WHAT YOU ARE ASKED TO DO » Copy each entry below exactly. No images.

MATERIAL PROVIDED »

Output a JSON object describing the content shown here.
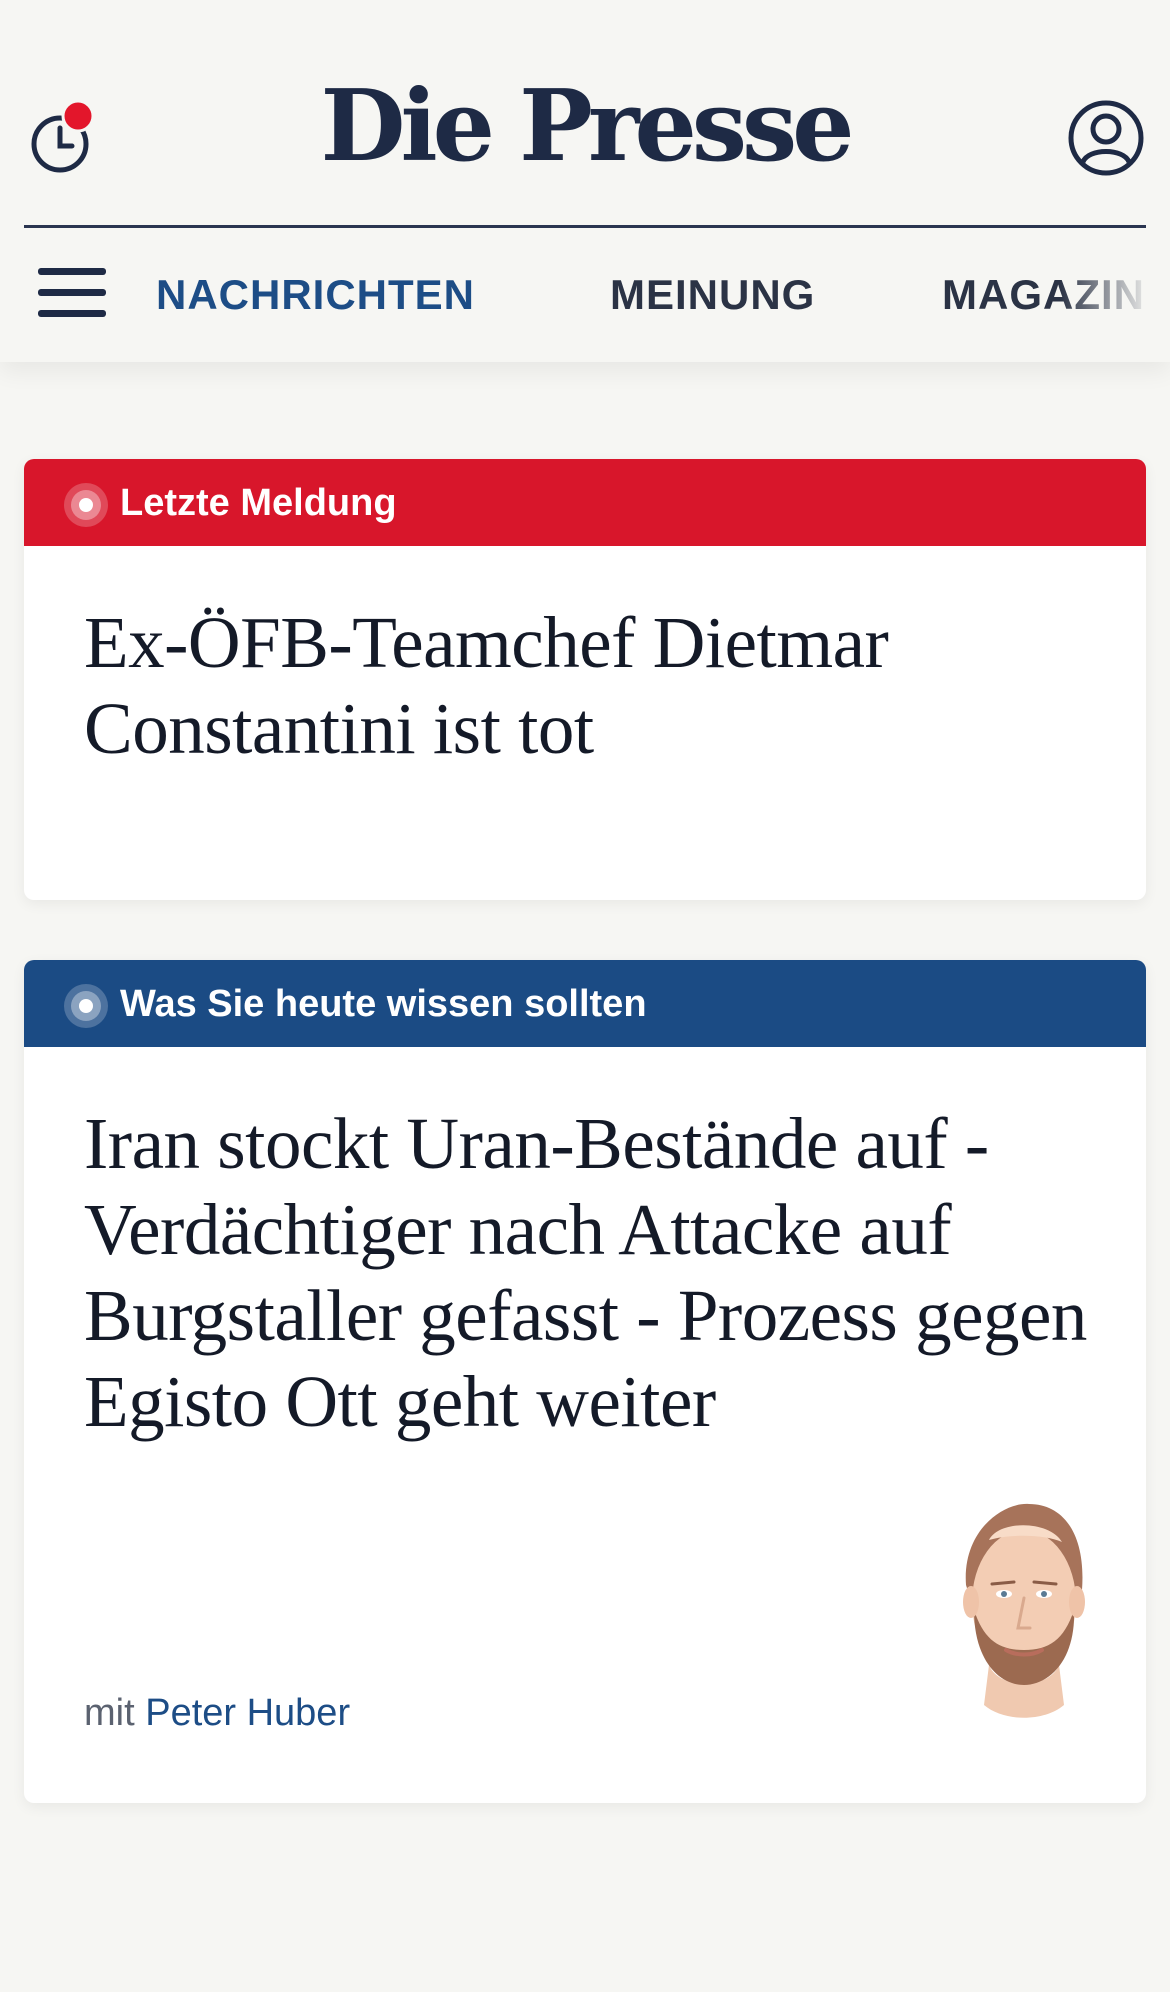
{
  "header": {
    "logo": "Die Presse",
    "clock_icon": "clock-icon",
    "notification_dot_color": "#e3162b",
    "user_icon": "user-account-icon"
  },
  "nav": {
    "menu_icon": "hamburger-menu-icon",
    "items": [
      {
        "label": "NACHRICHTEN",
        "active": true
      },
      {
        "label": "MEINUNG",
        "active": false
      },
      {
        "label": "MAGAZIN",
        "active": false
      }
    ],
    "active_color": "#1d4d86"
  },
  "cards": [
    {
      "label": "Letzte Meldung",
      "color": "#d8162b",
      "headline": "Ex-ÖFB-Teamchef Dietmar Constantini ist tot"
    },
    {
      "label": "Was Sie heute wissen sollten",
      "color": "#1b4b84",
      "headline": "Iran stockt Uran-Bestände auf - Verdächtiger nach Attacke auf Burgstaller gefasst - Prozess gegen Egisto Ott geht weiter",
      "byline_prefix": "mit",
      "author": "Peter Huber",
      "portrait_icon": "author-portrait-illustration"
    }
  ]
}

SOLVED EXERCISE »
Output a JSON object describing the content shown here.
{
  "header": {
    "logo": "Die Presse",
    "clock_icon": "clock-icon",
    "notification_dot_color": "#e3162b",
    "user_icon": "user-account-icon"
  },
  "nav": {
    "menu_icon": "hamburger-menu-icon",
    "items": [
      {
        "label": "NACHRICHTEN",
        "active": true
      },
      {
        "label": "MEINUNG",
        "active": false
      },
      {
        "label": "MAGAZIN",
        "active": false
      }
    ],
    "active_color": "#1d4d86"
  },
  "cards": [
    {
      "label": "Letzte Meldung",
      "color": "#d8162b",
      "headline": "Ex-ÖFB-Teamchef Dietmar Constantini ist tot"
    },
    {
      "label": "Was Sie heute wissen sollten",
      "color": "#1b4b84",
      "headline": "Iran stockt Uran-Bestände auf - Verdächtiger nach Attacke auf Burgstaller gefasst - Prozess gegen Egisto Ott geht weiter",
      "byline_prefix": "mit",
      "author": "Peter Huber",
      "portrait_icon": "author-portrait-illustration"
    }
  ]
}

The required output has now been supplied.